» Required action
Look for "anomalies" in each line of the entries, and return the matching lines.

» Collected data entries
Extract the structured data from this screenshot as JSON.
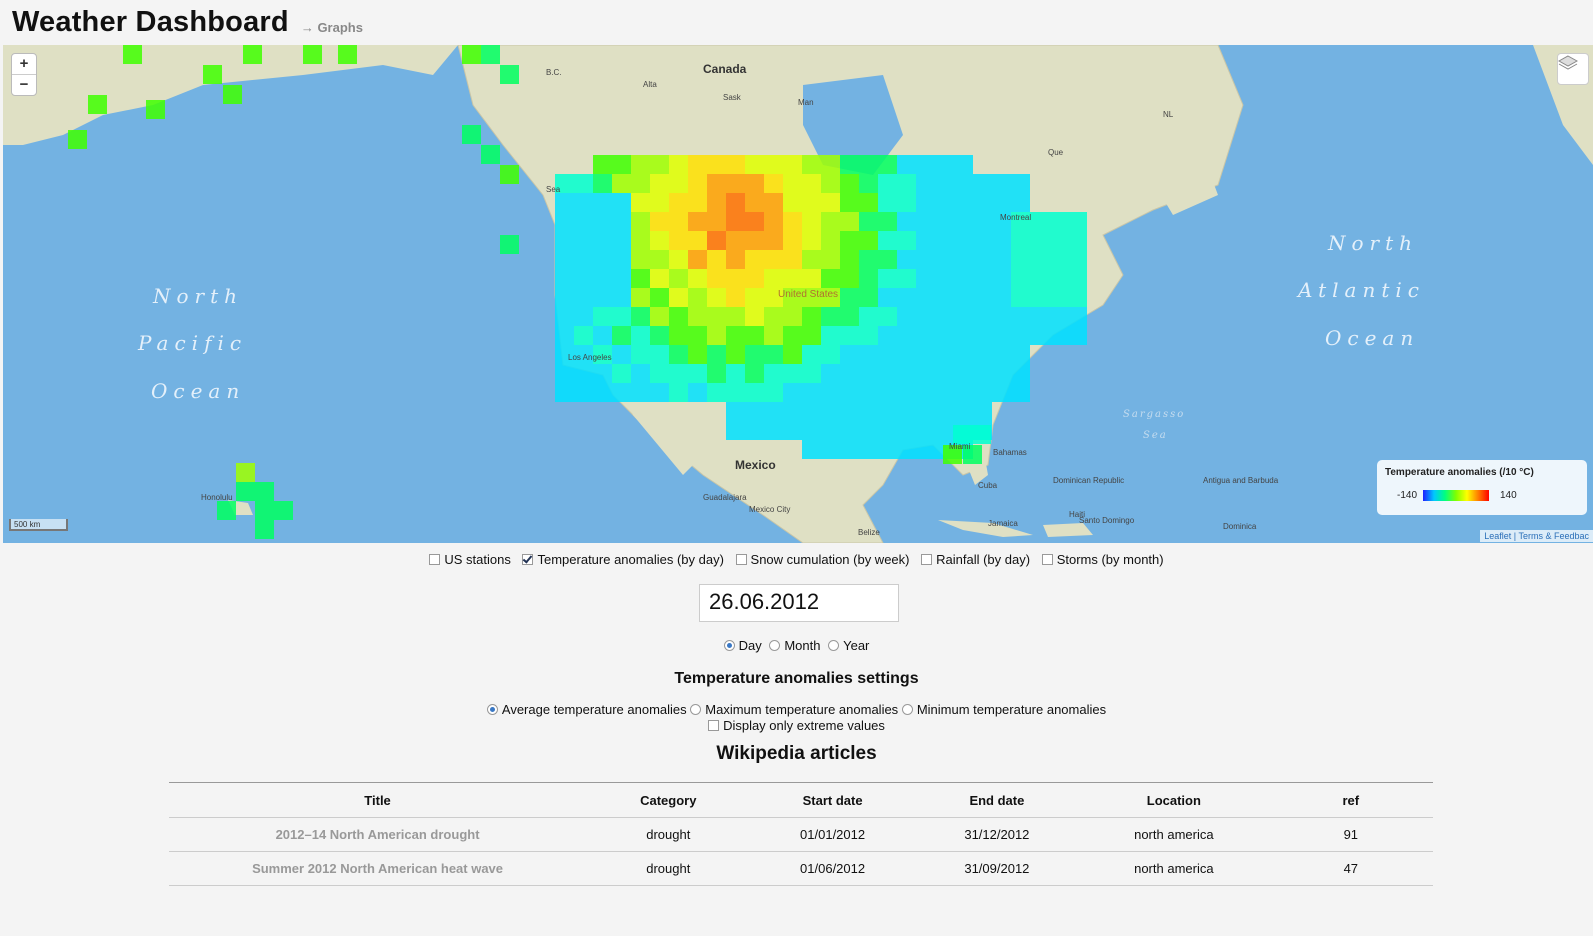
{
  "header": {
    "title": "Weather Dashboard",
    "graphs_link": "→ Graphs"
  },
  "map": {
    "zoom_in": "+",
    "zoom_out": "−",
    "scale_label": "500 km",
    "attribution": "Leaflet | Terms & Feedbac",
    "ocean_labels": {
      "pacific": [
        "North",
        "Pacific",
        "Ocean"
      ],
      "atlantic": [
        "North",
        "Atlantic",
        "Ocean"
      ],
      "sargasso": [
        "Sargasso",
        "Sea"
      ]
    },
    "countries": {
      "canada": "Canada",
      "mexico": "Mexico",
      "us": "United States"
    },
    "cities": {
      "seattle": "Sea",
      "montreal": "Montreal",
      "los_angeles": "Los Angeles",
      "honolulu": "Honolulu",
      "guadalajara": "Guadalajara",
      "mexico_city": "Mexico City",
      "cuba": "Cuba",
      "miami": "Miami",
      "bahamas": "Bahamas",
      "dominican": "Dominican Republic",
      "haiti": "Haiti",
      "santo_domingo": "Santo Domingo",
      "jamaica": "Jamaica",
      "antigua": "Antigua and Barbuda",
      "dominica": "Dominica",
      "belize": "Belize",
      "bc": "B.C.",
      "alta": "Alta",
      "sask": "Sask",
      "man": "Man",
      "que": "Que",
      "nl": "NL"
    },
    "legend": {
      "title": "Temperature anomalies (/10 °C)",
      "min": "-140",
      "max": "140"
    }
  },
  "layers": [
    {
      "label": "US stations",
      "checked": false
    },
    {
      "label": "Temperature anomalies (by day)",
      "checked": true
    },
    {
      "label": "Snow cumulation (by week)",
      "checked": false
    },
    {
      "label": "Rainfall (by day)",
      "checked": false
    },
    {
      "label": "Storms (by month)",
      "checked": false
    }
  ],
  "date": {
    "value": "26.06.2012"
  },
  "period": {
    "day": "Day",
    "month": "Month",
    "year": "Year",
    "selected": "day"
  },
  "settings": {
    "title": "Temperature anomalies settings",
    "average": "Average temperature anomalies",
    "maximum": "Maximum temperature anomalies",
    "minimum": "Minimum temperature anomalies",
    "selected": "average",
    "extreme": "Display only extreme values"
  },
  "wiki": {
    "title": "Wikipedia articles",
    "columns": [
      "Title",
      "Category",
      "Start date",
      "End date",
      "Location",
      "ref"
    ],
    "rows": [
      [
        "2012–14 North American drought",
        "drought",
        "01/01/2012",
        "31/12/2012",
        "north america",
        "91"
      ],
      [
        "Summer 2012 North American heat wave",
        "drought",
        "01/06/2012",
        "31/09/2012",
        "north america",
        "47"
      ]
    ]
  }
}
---
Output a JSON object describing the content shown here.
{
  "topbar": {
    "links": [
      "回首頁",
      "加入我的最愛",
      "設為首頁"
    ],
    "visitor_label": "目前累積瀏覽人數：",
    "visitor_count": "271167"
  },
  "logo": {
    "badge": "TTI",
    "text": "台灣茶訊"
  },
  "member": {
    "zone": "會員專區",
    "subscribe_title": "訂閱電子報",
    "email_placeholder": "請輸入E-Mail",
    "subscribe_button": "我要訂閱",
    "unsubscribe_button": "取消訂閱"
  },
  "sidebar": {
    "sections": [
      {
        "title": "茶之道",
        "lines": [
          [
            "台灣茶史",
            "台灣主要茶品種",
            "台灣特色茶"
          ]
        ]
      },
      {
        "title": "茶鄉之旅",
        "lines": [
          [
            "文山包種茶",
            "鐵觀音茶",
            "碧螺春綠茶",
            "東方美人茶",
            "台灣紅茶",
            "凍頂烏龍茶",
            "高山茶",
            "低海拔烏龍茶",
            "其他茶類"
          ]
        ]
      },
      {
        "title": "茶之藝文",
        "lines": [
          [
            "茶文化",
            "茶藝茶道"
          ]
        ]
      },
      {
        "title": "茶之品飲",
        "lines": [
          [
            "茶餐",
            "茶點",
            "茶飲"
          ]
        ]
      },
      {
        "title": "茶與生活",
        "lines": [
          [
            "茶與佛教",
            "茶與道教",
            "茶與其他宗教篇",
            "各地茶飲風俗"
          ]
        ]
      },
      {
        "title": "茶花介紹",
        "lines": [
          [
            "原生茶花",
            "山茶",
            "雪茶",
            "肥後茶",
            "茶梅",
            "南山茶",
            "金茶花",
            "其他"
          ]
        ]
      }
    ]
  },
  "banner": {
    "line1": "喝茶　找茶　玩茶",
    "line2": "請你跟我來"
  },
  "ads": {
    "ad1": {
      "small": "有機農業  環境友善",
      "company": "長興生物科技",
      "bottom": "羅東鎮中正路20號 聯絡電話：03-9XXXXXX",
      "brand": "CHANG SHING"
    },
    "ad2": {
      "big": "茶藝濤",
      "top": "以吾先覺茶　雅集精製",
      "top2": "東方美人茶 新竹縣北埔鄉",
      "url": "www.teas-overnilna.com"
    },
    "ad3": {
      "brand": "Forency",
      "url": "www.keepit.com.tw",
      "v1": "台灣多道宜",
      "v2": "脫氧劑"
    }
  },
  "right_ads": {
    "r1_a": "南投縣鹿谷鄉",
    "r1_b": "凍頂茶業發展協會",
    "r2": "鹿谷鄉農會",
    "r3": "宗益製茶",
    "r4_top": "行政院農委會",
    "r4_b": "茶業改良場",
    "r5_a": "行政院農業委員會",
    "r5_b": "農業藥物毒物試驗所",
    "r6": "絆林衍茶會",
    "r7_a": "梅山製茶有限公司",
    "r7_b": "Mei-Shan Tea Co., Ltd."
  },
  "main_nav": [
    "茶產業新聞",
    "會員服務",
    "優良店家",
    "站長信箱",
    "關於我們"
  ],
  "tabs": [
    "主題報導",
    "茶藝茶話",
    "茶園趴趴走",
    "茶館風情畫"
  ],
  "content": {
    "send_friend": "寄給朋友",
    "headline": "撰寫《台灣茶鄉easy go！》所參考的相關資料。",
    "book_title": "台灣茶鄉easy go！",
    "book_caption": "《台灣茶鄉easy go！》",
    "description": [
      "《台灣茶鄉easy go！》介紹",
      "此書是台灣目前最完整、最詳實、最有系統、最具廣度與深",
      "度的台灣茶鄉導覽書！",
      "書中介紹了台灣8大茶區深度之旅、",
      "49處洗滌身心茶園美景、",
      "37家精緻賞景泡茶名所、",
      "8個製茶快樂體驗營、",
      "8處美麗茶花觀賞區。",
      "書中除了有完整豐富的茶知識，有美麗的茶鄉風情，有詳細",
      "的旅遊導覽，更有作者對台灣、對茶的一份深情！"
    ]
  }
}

» Output
      "title": "Temperature anomalies (/10 °C)",
      "label": "Temperature anomalies (by day)",
    "title": "Temperature anomalies settings",
    "average": "Average temperature anomalies",
    "maximum": "Maximum temperature anomalies",
    "minimum": "Minimum temperature anomalies",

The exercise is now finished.